* _Assigned task_:
How many of the lines below contain "quote"? Answer with that number alone.
START Material provided
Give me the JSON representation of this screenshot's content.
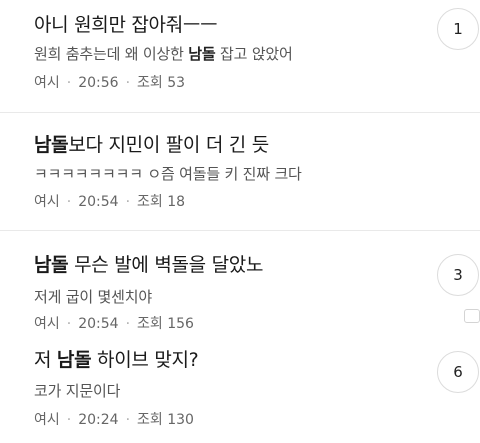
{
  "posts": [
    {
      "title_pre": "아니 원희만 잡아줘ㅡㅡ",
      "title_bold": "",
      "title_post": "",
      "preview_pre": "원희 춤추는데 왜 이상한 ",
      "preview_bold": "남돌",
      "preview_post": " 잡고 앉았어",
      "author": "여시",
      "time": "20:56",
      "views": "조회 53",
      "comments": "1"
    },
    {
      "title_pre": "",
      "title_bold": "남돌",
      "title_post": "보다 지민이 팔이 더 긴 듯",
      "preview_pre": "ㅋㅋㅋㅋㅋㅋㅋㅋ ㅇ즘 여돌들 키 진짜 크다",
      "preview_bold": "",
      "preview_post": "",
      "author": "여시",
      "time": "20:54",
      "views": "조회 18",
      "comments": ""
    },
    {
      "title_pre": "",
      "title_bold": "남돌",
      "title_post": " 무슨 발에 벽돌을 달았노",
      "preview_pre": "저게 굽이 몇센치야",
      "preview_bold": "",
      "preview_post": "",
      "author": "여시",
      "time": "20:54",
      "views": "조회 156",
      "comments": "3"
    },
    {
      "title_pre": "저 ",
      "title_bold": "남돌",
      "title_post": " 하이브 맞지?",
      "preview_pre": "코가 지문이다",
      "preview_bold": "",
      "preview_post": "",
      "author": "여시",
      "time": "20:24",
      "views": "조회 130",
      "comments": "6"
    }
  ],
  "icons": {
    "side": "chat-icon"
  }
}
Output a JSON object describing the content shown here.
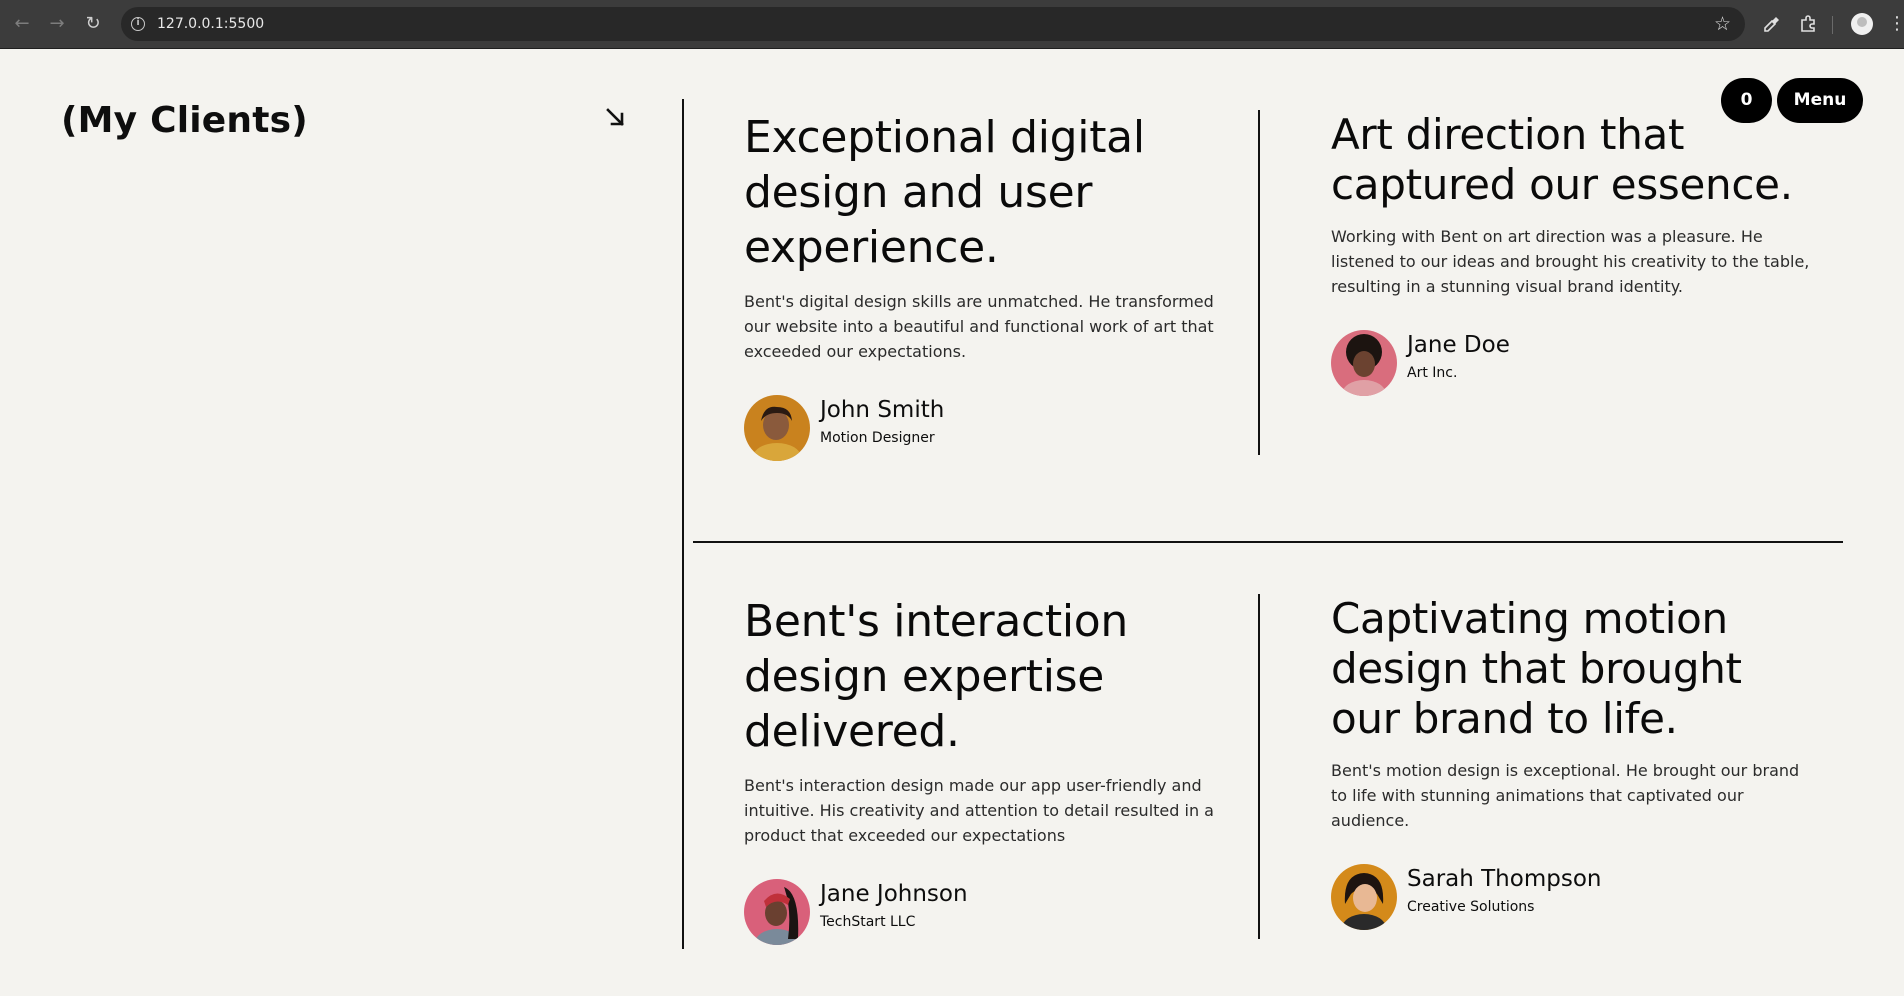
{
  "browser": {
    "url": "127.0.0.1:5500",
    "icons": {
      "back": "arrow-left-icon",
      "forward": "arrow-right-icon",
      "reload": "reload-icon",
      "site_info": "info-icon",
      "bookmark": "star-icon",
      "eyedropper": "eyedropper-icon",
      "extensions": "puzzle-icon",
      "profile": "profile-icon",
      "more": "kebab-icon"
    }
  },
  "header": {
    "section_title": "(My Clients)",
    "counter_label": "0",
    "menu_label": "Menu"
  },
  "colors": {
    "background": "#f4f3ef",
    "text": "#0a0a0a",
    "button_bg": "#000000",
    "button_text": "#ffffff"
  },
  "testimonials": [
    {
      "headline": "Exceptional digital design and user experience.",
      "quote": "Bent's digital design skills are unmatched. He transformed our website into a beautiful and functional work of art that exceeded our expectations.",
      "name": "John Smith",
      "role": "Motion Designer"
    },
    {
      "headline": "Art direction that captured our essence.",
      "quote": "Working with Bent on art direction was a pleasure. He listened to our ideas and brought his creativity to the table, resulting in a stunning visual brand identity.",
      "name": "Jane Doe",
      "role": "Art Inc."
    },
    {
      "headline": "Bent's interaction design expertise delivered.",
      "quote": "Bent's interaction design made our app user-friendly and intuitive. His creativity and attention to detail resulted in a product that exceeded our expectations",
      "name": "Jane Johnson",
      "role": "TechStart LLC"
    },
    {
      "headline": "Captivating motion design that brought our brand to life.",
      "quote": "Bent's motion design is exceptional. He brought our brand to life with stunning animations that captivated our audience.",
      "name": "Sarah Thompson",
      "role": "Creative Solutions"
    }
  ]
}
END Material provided
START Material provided
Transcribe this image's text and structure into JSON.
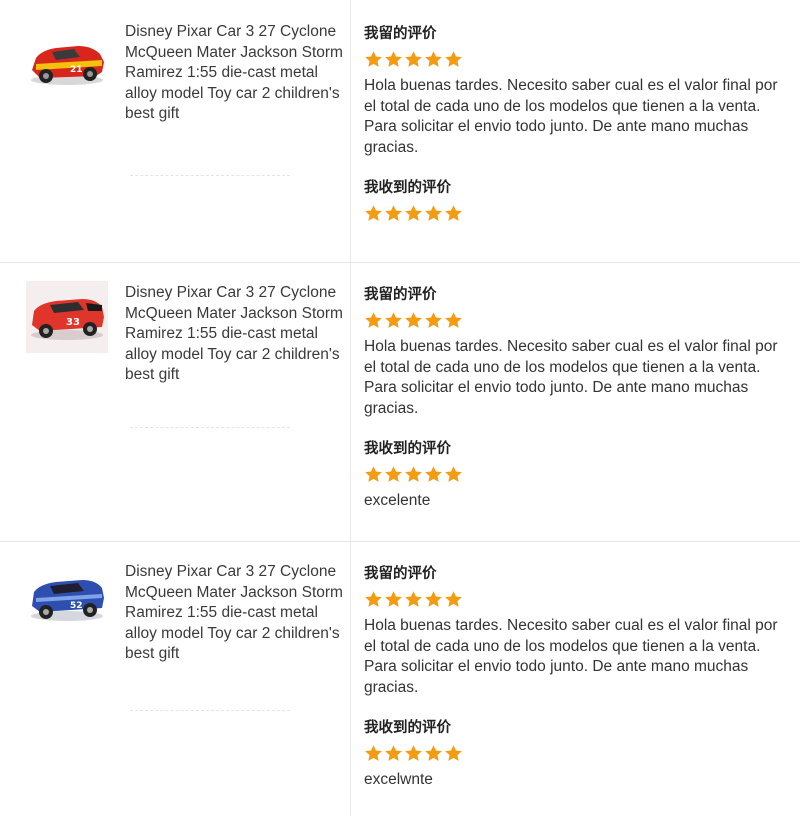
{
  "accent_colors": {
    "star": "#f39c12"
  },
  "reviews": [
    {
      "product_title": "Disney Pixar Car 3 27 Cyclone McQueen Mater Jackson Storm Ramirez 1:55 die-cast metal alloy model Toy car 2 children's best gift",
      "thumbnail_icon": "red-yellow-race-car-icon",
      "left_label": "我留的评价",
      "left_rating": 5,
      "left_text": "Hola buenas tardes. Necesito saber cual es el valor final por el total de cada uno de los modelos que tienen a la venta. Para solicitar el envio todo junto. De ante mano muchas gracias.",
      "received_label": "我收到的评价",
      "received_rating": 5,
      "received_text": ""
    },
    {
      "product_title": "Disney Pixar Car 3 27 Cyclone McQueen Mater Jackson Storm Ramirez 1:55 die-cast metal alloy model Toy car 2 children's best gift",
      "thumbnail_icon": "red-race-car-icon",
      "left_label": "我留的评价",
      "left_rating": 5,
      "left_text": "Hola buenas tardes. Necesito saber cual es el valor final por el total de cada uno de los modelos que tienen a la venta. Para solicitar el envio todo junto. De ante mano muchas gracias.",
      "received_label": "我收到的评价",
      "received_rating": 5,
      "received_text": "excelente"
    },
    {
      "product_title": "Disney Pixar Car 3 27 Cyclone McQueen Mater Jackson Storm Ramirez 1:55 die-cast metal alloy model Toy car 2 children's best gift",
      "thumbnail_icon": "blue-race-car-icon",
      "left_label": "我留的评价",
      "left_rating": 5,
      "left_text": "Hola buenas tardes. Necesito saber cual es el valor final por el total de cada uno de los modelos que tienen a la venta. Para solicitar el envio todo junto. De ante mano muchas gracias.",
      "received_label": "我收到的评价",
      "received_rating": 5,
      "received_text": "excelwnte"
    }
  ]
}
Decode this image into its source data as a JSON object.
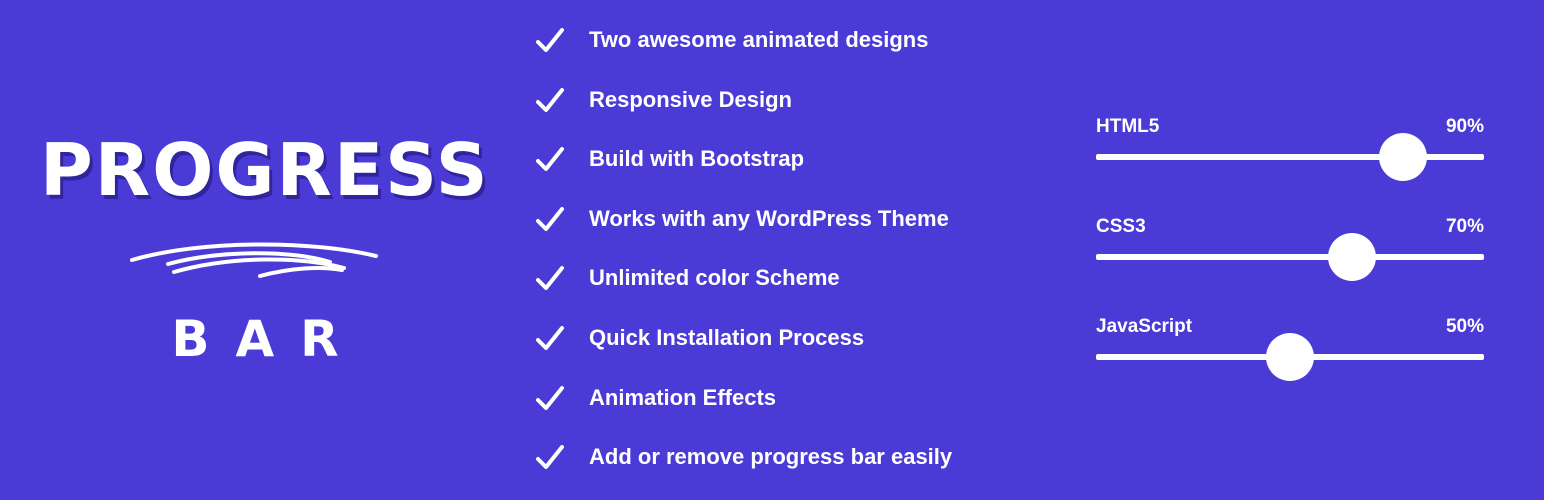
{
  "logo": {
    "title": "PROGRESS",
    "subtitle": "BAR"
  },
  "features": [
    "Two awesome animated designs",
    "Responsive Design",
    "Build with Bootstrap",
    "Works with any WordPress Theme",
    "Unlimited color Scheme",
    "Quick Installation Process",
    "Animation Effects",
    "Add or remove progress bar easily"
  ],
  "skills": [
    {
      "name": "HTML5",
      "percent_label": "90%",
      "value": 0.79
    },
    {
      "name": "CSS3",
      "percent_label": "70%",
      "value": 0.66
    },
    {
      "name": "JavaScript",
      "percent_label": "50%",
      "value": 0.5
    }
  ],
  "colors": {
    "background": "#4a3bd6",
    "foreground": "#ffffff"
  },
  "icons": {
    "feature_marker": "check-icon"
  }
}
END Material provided
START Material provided
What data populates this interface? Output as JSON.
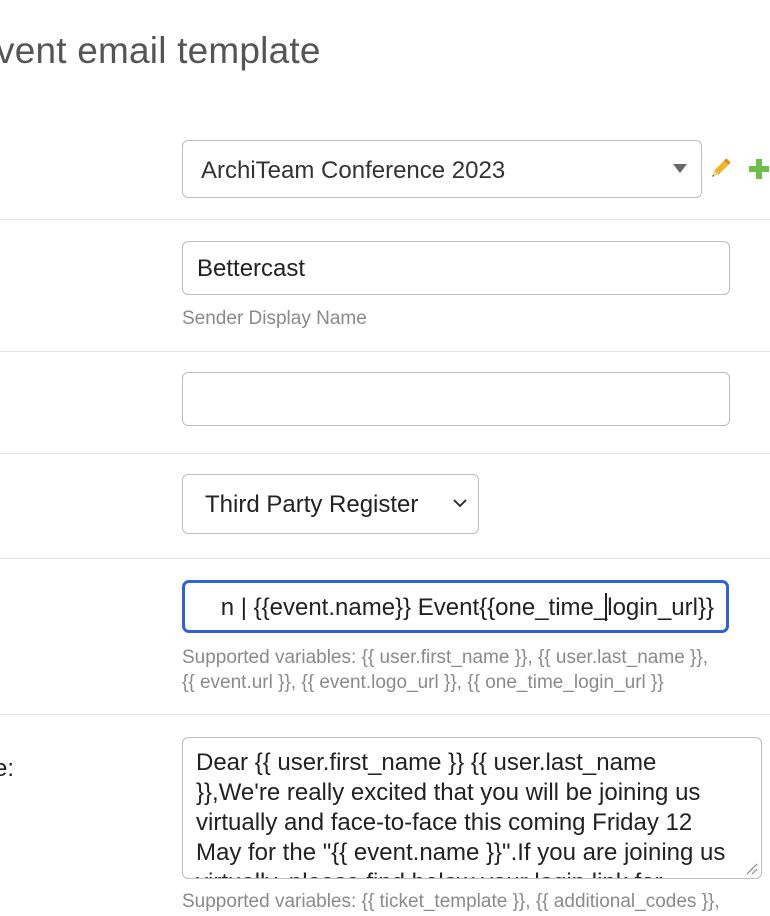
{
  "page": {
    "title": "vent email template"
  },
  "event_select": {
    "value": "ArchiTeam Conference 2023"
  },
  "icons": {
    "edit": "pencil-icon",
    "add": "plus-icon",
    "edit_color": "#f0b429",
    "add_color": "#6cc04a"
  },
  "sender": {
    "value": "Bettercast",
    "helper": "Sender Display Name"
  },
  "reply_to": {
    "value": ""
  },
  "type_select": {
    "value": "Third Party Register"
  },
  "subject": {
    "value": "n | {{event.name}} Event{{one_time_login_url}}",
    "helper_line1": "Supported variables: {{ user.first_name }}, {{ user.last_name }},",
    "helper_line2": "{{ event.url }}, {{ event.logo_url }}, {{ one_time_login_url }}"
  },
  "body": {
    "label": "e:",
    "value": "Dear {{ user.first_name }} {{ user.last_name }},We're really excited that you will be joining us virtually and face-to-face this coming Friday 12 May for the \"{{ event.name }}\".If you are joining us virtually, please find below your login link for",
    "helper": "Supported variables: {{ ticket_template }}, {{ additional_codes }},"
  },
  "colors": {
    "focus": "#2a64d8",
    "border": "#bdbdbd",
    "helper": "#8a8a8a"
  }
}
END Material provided
* _Your solution_:
4